By Alexandra DeFelice
Most accountants possess a similar level of technical training as their peers, but the most successful firms are those creating a true learning culture in which business processes, soft skills, and the art of running a company are all taught and viewed as crucially important.
This is not to say that partners have to hold an all-hands-on-deck meeting and change the way they do everything immediately. If there's some executive sponsorship, slight changes can be made in the near term that can improve the knowledge base of the staff at large.
Thought leaders from The CPA Consultants' Alliance presented a webinar – "The Quest to Build a Learning Culture" – on this topic, explaining that this quest consists of far more than simply supporting CPE requirements. Rather, it's a "combination of technical, leadership, management, and technology training paired with experiential learning and coaching opportunities that allow each individual to climb the learning lattice as they experience the chapters in their life at the firm."
In other words, the path to success is not just up a ladder. It can be woven to accommodate the different needs of each staff person within an organization – not just emerging leaders.
Current leaders have wisdom that's walking out the door. Future leaders need a path and someone to draw the dotted lines of where they are and where they want to be. New talent is hungry not only for new jobs, but for new opportunities to continue learning.
"Learning is a competitive advantage," said Sandra Wiley, COO and shareholder of Boomer Consulting, Inc. "We teach core technical training. Maybe there should be some other things that are just as important, like personal development."
Firm leaders should ask what their core values really are. If an outside party talked to some of the firm's newer managers or employees and told them not to look at the firm's written statement on the website, what would they say those values really are? Would one of them be development and growth? Do the employees live the dream of learning and development? That's a requirement in firms of every size, Wiley said.
Sixty-nine percent of webinar participants said they spend the most training dollars and training hours on technical skills training.
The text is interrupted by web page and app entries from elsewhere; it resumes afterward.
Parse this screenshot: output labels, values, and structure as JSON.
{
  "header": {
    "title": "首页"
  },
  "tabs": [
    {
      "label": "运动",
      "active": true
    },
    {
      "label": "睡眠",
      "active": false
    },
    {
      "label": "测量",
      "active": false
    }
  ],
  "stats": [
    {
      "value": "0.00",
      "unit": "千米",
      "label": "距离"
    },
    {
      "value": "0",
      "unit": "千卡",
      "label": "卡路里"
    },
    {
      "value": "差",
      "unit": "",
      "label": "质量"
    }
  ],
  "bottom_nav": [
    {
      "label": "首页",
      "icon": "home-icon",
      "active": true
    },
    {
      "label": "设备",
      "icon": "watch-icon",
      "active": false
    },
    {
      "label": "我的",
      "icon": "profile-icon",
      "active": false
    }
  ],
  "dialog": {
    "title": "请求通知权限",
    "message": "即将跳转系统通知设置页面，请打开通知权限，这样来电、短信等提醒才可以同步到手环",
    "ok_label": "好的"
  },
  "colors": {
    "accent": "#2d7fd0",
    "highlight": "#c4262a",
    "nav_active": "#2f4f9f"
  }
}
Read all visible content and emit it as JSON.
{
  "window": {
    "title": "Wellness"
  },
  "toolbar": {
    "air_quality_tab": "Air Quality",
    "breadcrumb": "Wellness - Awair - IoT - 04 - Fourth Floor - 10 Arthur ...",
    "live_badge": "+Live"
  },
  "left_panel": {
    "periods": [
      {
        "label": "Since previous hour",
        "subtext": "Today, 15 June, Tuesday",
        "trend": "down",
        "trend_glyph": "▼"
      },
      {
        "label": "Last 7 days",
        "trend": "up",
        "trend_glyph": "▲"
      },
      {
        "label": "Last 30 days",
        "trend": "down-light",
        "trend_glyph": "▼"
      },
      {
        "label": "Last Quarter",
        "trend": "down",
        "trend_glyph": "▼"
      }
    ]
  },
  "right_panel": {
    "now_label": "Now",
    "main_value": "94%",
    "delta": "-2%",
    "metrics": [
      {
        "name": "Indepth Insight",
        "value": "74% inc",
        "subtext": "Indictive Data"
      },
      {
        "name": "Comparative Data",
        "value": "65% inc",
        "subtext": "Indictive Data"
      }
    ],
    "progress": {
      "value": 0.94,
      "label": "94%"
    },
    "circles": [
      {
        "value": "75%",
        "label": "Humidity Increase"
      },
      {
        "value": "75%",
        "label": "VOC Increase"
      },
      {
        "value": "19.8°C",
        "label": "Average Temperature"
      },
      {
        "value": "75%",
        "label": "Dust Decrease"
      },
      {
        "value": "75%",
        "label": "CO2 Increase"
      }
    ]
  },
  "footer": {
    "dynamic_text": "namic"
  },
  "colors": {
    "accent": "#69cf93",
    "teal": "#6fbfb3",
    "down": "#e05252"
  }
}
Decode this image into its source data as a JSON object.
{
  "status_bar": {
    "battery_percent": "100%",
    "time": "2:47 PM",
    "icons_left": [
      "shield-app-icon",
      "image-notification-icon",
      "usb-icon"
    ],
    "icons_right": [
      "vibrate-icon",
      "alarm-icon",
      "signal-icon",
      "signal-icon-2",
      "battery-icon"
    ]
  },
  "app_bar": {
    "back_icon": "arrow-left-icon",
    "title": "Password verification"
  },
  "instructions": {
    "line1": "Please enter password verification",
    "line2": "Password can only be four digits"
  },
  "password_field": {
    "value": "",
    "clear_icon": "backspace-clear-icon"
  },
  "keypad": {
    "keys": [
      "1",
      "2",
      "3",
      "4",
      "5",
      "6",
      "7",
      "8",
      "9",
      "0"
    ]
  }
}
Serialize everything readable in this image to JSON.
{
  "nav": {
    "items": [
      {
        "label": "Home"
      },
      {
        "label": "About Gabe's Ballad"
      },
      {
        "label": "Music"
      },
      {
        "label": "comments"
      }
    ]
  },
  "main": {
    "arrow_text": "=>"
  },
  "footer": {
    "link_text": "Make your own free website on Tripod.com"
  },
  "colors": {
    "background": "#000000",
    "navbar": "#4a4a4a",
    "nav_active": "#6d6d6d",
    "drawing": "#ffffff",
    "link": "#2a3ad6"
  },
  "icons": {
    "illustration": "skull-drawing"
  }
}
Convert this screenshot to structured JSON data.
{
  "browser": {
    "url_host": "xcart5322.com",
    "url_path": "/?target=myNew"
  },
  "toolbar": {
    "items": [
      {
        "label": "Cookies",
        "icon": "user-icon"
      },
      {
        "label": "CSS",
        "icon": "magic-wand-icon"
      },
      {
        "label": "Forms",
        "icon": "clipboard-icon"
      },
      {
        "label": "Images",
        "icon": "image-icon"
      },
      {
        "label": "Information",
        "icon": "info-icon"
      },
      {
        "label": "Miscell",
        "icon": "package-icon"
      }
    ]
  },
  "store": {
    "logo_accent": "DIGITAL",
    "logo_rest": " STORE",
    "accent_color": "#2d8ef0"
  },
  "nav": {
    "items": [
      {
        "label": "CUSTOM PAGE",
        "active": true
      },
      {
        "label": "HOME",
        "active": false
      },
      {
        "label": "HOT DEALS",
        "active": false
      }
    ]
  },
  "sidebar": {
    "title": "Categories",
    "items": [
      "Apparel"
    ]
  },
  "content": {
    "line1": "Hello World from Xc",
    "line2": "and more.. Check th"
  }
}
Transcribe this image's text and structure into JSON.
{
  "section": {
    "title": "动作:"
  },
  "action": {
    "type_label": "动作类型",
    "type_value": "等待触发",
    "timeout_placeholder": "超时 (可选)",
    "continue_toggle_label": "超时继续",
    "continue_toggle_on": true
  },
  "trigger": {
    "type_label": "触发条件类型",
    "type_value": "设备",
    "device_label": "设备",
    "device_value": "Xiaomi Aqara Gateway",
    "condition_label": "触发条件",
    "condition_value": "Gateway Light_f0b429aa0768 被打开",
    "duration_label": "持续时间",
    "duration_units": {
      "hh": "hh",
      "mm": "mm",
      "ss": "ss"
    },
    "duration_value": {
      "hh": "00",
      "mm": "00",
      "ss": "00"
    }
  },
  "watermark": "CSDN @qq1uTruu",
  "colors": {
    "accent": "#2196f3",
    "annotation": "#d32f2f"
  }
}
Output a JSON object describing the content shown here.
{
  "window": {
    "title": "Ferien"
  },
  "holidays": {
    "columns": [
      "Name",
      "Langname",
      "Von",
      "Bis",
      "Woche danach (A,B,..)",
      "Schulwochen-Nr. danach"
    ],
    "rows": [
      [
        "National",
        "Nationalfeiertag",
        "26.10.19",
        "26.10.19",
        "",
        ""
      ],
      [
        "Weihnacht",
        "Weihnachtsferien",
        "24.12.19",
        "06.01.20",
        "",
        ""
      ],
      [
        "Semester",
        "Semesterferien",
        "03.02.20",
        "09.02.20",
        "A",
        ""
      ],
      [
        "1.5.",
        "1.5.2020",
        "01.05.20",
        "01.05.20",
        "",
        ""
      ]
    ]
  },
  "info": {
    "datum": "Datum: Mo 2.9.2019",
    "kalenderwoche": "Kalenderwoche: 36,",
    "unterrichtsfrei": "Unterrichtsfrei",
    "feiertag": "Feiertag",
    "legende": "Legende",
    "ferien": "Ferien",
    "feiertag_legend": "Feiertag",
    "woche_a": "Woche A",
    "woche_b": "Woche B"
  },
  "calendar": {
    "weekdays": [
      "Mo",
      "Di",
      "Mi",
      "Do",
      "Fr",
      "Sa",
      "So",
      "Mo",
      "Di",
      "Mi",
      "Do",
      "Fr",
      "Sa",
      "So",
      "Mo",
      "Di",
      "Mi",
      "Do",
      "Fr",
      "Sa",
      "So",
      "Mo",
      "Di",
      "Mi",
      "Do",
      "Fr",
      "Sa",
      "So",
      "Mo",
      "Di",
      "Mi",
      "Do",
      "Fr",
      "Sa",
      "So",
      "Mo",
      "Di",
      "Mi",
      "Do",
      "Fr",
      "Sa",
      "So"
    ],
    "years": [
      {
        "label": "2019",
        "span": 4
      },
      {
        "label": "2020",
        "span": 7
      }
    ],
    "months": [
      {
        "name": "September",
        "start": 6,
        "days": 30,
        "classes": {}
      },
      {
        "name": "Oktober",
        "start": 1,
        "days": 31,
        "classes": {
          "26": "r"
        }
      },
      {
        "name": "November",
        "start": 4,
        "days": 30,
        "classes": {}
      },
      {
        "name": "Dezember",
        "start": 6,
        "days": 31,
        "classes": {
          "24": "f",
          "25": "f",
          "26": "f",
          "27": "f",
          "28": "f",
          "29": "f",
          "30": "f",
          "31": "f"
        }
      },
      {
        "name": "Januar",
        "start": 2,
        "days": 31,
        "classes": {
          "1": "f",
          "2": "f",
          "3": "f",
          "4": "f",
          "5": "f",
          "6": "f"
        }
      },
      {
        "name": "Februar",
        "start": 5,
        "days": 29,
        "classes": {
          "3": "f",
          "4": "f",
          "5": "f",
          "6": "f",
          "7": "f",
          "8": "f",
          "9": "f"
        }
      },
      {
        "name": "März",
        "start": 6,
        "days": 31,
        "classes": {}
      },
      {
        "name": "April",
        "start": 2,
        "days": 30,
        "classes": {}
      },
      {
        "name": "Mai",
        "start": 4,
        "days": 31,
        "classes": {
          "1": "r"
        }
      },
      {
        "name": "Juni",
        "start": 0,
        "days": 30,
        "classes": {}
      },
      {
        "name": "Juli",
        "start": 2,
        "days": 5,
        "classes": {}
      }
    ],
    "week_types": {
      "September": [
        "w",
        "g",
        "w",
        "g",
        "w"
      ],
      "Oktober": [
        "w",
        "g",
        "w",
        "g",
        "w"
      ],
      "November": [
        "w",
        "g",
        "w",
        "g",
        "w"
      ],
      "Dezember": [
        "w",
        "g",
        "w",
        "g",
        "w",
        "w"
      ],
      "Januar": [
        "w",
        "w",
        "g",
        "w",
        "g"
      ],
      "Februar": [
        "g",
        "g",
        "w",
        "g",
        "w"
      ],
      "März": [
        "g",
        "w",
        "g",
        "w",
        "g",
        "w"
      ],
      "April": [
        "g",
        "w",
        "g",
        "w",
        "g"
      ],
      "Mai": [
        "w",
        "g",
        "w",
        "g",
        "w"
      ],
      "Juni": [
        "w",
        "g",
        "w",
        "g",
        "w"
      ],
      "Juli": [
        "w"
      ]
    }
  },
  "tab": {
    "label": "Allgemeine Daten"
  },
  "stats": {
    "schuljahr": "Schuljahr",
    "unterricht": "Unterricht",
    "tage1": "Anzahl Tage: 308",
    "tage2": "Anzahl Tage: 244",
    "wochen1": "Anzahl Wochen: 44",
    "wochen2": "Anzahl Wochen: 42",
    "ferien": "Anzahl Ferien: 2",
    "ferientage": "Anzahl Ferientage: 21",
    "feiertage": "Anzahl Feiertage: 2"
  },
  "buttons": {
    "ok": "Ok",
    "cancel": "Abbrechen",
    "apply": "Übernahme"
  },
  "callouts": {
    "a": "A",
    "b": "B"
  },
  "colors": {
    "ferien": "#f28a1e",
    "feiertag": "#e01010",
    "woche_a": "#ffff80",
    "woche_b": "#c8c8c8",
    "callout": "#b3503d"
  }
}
While that aspect of training is critical, other areas, such as leadership and business development training, often are introduced way too late in an accountant's career – five to seven years in or sometimes not until the partner level – according to Tamera Loerzel, partner at ConvergenceCoaching LLC.
"[Tell a new manager], go market, do public speaking, network, and you see deer in headlights because they didn't go to school for that and aren't experts," Loerzel said. "Not everyone is created equal, but see who has the strengths where; [for example, if they're] really good public speakers, put them there and keep other people technical."
Consider individual learning styles: Do they like to see it, hear it, practice it? When possible, provide a style that appeals to them and tailor training to them through tools like Myers-Briggs, Kolb's Learning Styles Inventory, or different assessment tools.
Start training very early. At Clark Nuber, leadership training starts at senior level and in areas such as e-mail writing and communication, which employees can complete when they walk in the door, according to Lisa Iwata, the firm's manager of learning and development.
The reason this doesn't typically happen isn't because this type of learning isn't viewed as a priority, according to the webinar attendees, but rather because of lack of a process (according to 52 percent of poll respondents), followed by a belief that firm training is viewed only as CPE (24 percent).
To overcome these barriers, first firms need to have some level of executive partnership. They need to appoint a "learning manager" to define the training needs, manage the different aspects and activities, and act in a supporting function. They also must find counselors to provide feedback and help set goals.
At Boomer, staff members are asked what they want to accomplish in both their professional and personal lives, what they will do this year to get there, and what they will do in the next three months to get there. They participate in quarterly game plans and discuss what each employee will learn each quarter.
"If they don't write anything down that they plan to learn, we coach them through that and tell them everyone can learn something," Wiley said. "We want them to be goal setters, and learning and training should be something they do every day."
Read more articles by Alexandra DeFelice.
About the author:
Alexandra DeFelice is senior manager of communication and program development for Moore Stephens North America, and a regional member of Moore Stephens International Limited, a network of more than 360 accounting and consulting firms with nearly 650 offices in 100 countries. Alexandra can be reached at firstname.lastname@example.org.
Oct 1st 2013